Pope Benedict XVI canonized five new saints Sunday, including a 19th century priest whose work with leprosy patients on a Hawaiian island has been hailed by U.S. President Barack Obama as inspiring those helping AIDS sufferers in today's world.
Among the pilgrims packing St. Peter's Basilica was Hawaii resident Audrey Toguchi, an 80-year-old retired teacher whose recovery from lung cancer a decade ago was called miraculous by the Vatican.
She had prayed to Belgium-born Jozef De Veuster, more commonly known as Father Damien, who himself died from leprosy in 1889 after contracting the disease while working with leprosy patients who were living in isolation on Molokai island.
Toguchi and her doctor, Walter Chang, joined a procession of faithful bringing relics of the new saints to Benedict at the central altar of the basilica.
The pontiff said the newly-canonized had given of themselves totally without "calculation or personal gain."
"Their perfection, in the logic of a faith that is humanly incomprehensible at times, consists in no longer placing themselves at the center, but choosing to go against the flow and live according to the Gospel," Benedict said in his homily.
Official delegations for St. Damien included King Albert II and Queen Paolo of Belgium and, for the United States, President Barack Obama's new envoy to the Vatican, Miguel H. Diaz, and Hawaii Sen. Daniel Kahikina Akaka.

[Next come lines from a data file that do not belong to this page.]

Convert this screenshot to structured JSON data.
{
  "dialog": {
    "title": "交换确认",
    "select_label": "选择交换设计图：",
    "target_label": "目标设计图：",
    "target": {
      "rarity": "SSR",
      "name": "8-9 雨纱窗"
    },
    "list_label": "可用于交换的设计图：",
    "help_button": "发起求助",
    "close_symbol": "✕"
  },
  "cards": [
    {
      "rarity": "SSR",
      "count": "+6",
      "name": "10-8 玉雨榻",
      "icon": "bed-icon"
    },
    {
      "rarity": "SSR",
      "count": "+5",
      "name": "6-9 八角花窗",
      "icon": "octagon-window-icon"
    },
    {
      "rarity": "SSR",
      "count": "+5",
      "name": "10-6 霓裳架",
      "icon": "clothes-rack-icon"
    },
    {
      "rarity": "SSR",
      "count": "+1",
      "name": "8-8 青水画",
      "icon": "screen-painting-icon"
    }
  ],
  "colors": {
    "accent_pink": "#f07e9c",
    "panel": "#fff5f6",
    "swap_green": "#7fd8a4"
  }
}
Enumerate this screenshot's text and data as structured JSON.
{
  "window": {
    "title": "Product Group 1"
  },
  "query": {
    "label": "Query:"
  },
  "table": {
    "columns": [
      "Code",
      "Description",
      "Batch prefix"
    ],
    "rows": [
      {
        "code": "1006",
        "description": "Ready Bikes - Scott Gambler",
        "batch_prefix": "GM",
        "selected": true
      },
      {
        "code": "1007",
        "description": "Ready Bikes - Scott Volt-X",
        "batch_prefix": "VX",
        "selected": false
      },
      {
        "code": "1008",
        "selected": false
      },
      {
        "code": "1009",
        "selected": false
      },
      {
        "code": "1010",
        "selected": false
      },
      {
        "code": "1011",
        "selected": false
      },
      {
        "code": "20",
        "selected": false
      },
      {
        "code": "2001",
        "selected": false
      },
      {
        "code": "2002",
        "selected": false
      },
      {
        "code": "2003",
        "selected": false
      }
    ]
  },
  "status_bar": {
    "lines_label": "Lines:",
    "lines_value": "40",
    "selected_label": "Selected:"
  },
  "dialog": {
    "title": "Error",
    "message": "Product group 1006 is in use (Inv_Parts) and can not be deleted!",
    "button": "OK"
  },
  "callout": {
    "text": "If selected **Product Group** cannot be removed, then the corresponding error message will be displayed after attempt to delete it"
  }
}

Mr. Obama, who was born and spent part of his childhood in Hawaii, has said he remembers stories about Damien caring for people suffering from leprosy, also known as Hansen's disease, and its stigma.
In a message for the canonization, President Obama noted that millions worldwide suffer from disease, especially HIV/AIDS, and urged people to follow Damien's example by "answering the urgent call to heal and care for the sick."
Those with the disease, which can result in disfigurement, had been ostracized for centuries by societies and even families. Two leprosy patients participated in one of the basilica processions.
"The way leprosy was perceived then is how AIDS is perceived today" by many people, said Gail Miller, a pilgrim from Auburn Hills, Mich. Her parish church, St. Damien of Molokai, in Pontiac, Mich., became the first U.S. church to be named in the saint's honor.
Benedict praised the missionary, saying that "not without fear and repugnance, he chose to go to Molokai to serve the lepers who were there, abandoned by all," exposed himself to leprosy, and "felt at home with them."
A Honolulu pilgrim, Gloria Rodrigues, said she saw a connection between Damien and the AIDS problem today. "He was a servant of the outcast and should be an inspiration for us today to do as he did," said Rodrigues, who added she had relatives with leprosy who had been cared for on Molokai, although years after Damien's work there.
After the ceremony, the pope came out on the basilica's central balcony to greet some 40,000 faithful in the square. Speaking in French, he urged people to pray and help those involved in the battle against leprosy and "other forms of leprosy caused by lack of love or cowardliness."
Another new saint is Zygmunt Szcezesny Felinski, a 19th century Polish bishop who defended the Catholic faith during the years of the Russian annexation, which had led to the shutdown of Polish churches.
The fifth new saint is Jeanne Jugan, a Frenchwoman described by Vatican Radio as an "authentic Mother Teresa ahead of her time."
(Left: A pilgrim in St. Peter's Square is seen next to an image of Jeanne Jugan during a canonization ceremony at the Vatican Sunday, Oct. 11, 2009.)
A nun, she helped found the Little Sisters of the Poor, which today runs homes for indigent elderly worldwide. She died in 1879.
By Associated Press Writer Frances D'Emilio; AP reporter Daniela Petroff contributed to this report